## PROBLEM DESCRIPTION:
Going through the records that follow, please count the lines with "declaration" in them and give only the count.

*** Opening of GIVEN DATA ***

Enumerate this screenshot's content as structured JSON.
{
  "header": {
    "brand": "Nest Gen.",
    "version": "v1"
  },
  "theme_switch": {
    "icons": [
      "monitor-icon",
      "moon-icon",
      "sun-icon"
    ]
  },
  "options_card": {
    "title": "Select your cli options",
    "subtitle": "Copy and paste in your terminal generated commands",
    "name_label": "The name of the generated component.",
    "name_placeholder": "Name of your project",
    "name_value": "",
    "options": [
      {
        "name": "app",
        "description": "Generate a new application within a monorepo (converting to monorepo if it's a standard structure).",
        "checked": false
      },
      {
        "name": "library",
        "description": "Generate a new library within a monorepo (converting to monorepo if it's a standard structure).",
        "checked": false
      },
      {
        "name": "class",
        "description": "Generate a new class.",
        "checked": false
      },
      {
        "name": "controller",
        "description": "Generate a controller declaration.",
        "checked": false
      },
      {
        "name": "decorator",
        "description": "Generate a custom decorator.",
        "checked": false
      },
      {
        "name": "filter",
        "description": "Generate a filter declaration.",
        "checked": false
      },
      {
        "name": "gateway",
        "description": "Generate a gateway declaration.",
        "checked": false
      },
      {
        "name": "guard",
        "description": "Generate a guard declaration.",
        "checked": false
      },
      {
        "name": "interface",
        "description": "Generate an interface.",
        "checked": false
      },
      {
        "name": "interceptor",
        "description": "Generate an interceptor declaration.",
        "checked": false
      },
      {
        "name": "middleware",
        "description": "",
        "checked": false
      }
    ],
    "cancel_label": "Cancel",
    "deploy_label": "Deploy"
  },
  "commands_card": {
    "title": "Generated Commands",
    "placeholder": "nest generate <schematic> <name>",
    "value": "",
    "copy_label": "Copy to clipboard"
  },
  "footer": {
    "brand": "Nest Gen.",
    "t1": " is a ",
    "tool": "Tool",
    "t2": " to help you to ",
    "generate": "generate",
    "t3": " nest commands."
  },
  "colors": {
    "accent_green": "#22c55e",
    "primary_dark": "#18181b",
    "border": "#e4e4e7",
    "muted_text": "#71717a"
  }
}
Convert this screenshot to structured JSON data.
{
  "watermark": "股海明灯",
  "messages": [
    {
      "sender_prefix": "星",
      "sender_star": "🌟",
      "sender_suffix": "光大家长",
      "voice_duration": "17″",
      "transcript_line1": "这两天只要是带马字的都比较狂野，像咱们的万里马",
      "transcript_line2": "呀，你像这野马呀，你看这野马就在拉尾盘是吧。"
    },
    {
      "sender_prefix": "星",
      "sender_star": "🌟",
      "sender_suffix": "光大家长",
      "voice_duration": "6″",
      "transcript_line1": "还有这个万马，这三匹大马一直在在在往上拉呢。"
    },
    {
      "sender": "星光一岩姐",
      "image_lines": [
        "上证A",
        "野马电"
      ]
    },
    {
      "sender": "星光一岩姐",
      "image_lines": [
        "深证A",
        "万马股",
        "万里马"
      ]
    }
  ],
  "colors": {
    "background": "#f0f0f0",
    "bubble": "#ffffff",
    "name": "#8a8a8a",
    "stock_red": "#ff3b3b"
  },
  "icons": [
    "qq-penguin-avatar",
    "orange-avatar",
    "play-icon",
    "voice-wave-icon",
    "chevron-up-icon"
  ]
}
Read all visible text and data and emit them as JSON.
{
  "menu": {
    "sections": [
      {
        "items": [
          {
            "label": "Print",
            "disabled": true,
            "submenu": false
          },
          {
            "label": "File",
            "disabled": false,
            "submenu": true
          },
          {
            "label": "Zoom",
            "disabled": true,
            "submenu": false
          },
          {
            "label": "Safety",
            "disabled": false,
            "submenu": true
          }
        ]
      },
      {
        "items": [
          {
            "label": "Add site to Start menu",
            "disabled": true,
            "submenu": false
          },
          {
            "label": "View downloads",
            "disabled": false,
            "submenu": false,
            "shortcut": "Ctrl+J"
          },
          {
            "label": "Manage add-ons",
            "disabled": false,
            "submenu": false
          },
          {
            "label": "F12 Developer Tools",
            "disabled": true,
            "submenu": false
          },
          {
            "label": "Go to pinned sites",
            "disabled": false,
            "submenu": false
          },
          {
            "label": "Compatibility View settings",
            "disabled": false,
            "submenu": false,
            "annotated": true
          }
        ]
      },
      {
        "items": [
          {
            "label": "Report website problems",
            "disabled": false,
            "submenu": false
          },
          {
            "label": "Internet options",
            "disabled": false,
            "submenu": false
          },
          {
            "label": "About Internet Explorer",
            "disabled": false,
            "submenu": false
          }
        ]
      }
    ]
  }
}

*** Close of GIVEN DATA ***

## OUTPUT:
5